── SUPPLIED MATERIAL

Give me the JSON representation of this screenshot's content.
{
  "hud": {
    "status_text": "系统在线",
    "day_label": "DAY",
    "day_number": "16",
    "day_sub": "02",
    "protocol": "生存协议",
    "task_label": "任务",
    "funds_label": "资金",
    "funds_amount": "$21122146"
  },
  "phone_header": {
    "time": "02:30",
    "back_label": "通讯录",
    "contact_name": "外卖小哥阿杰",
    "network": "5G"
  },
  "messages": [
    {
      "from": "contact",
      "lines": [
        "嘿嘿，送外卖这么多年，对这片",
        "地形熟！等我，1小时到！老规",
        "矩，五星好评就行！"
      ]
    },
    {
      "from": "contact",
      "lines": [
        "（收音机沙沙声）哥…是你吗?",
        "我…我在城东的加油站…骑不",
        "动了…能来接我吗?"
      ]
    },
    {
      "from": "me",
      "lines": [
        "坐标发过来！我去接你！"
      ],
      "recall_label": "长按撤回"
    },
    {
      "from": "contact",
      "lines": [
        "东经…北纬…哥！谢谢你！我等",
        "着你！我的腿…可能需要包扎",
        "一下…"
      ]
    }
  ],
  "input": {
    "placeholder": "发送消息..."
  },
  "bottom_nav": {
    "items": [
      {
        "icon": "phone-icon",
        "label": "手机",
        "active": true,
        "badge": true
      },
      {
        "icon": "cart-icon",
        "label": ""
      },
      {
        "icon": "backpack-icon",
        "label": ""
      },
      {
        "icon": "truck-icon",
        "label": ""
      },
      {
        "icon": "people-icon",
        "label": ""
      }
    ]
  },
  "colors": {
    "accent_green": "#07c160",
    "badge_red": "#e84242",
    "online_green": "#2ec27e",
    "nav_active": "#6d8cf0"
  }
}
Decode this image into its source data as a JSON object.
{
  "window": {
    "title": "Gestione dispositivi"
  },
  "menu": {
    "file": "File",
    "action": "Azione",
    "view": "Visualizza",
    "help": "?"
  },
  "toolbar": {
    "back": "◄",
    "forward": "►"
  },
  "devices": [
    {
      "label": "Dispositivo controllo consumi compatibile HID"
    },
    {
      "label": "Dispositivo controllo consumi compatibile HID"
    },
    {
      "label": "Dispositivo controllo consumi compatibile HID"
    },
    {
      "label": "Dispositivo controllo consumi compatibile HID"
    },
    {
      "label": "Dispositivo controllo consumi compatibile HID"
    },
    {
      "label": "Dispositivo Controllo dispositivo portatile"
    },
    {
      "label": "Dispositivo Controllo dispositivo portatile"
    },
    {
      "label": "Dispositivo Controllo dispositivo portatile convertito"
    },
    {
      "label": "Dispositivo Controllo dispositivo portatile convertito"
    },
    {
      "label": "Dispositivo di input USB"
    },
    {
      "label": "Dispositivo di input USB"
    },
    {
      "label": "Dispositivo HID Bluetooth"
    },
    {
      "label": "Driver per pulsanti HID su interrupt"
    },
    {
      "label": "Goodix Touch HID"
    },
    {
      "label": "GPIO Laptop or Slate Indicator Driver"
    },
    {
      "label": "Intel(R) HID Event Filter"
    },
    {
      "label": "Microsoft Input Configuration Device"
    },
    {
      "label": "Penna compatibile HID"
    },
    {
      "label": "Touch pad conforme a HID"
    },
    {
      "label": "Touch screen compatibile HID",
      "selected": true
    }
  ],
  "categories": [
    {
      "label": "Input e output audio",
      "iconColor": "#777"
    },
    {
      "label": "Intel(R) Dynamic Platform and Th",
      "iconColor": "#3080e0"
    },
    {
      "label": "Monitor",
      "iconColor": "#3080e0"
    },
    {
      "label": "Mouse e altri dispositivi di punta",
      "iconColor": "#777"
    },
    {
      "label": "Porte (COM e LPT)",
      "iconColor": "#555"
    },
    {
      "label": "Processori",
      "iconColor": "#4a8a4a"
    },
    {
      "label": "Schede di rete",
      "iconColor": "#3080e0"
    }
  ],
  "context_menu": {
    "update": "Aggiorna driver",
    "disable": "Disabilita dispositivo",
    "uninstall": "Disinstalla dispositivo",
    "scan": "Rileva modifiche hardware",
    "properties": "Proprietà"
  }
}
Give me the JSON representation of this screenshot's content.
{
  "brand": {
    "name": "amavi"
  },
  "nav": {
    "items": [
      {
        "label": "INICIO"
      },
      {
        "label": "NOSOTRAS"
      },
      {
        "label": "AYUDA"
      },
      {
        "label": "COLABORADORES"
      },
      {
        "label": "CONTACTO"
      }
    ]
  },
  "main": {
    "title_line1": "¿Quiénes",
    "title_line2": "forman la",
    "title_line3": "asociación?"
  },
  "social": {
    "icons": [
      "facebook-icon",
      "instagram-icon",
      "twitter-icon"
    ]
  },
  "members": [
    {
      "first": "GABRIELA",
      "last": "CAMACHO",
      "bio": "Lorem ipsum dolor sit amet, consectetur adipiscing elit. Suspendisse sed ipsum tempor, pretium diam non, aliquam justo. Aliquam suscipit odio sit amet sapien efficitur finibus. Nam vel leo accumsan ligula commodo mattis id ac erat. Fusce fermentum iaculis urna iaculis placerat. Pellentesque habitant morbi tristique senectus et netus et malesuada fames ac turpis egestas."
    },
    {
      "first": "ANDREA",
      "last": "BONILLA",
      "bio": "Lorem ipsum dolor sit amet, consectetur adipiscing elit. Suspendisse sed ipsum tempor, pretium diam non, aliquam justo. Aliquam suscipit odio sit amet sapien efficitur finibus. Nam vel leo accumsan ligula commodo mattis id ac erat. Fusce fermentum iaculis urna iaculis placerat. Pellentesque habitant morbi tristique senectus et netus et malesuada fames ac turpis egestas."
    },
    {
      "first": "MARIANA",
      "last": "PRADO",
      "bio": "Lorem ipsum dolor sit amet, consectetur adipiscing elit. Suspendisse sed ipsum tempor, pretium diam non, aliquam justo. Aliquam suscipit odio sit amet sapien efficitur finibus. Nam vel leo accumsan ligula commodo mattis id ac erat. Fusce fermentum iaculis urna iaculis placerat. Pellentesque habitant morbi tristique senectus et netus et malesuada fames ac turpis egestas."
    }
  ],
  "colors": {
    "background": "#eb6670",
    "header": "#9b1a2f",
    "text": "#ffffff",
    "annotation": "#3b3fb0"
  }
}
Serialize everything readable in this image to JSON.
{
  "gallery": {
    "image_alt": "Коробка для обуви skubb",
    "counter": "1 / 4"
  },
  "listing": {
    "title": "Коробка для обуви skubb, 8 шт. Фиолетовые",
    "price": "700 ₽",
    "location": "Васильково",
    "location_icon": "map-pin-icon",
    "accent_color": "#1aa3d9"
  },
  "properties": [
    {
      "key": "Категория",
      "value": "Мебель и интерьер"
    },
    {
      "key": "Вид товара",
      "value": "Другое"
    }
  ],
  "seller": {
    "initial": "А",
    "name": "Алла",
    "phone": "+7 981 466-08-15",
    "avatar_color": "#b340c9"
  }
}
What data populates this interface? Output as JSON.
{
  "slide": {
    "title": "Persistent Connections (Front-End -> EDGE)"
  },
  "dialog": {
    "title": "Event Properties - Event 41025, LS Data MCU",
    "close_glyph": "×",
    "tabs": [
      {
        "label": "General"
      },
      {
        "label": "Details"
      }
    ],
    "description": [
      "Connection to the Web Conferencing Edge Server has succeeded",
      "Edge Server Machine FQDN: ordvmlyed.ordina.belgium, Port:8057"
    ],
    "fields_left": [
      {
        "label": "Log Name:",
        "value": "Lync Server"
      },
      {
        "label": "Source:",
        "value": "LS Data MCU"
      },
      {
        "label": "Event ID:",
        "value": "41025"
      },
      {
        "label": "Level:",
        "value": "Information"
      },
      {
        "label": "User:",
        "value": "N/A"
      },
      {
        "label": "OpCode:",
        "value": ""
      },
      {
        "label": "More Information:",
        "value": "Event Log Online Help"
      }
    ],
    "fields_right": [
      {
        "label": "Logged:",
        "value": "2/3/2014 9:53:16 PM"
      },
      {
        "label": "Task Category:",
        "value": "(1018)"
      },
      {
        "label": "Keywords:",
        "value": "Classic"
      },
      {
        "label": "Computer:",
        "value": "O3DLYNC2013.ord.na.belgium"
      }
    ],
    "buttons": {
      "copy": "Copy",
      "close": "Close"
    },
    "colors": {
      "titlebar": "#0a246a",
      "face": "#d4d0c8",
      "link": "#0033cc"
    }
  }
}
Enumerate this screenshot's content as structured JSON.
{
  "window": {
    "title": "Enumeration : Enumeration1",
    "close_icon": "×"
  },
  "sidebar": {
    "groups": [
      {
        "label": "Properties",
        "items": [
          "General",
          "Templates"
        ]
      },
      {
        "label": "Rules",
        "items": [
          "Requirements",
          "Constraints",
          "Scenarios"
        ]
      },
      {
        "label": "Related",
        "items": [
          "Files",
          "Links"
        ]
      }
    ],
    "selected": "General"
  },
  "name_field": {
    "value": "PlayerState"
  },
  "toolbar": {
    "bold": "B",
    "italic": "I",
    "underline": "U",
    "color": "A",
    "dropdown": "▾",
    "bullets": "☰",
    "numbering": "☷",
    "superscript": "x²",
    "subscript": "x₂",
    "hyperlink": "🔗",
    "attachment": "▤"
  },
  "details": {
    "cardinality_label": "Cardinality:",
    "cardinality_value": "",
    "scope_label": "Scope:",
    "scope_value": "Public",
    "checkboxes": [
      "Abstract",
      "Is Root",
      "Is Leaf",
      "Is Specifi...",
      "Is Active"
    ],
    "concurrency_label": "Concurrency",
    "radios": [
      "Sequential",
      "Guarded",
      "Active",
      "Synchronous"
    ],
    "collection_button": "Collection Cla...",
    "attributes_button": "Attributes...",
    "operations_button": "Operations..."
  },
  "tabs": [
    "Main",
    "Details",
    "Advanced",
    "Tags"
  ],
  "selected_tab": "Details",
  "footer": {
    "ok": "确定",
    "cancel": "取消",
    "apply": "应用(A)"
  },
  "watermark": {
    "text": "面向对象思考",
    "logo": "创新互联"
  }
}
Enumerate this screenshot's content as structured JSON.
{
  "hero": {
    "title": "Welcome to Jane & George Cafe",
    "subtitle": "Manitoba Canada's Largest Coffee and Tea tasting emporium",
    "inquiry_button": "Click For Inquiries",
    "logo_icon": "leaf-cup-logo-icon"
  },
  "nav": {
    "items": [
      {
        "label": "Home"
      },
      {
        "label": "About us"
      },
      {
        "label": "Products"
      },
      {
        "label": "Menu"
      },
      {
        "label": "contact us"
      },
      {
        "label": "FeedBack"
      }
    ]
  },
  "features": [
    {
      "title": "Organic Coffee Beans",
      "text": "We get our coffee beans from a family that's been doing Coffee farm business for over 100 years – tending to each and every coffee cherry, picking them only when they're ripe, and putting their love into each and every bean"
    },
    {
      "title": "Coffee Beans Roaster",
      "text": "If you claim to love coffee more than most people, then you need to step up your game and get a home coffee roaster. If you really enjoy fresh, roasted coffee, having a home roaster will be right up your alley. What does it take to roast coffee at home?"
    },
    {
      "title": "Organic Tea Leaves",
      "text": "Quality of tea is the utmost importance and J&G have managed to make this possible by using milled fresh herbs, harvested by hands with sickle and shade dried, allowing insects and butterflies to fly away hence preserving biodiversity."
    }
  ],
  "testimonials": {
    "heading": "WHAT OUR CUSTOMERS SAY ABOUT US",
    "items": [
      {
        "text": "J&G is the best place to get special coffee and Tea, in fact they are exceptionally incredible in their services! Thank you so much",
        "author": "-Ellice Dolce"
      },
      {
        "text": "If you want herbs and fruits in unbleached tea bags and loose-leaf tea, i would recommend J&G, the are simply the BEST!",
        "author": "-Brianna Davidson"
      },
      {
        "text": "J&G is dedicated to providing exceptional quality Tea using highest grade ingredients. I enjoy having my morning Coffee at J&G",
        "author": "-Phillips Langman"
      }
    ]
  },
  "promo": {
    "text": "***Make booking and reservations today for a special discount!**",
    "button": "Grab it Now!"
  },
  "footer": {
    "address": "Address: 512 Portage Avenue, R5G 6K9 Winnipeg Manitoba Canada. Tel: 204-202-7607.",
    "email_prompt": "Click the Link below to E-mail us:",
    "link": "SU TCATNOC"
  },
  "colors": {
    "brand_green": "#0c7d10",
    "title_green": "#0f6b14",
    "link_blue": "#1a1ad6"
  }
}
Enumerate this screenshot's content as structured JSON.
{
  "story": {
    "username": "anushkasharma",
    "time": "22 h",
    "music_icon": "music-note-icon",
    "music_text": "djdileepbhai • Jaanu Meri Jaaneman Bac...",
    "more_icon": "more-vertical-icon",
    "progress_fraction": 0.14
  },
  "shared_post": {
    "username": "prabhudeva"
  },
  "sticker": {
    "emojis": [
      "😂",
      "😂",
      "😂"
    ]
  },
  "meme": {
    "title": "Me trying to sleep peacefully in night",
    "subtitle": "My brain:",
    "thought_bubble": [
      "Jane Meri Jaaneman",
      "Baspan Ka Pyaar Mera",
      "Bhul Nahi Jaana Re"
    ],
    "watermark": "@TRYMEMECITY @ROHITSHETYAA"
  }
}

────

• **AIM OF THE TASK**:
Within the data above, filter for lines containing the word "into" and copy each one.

• **OUTPUT OF THE EXERCISE**:
Decode this image into its source data as a JSON object.
      "text": "We get our coffee beans from a family that's been doing Coffee farm business for over 100 years – tending to each and every coffee cherry, picking them only when they're ripe, and putting their love into each and every bean"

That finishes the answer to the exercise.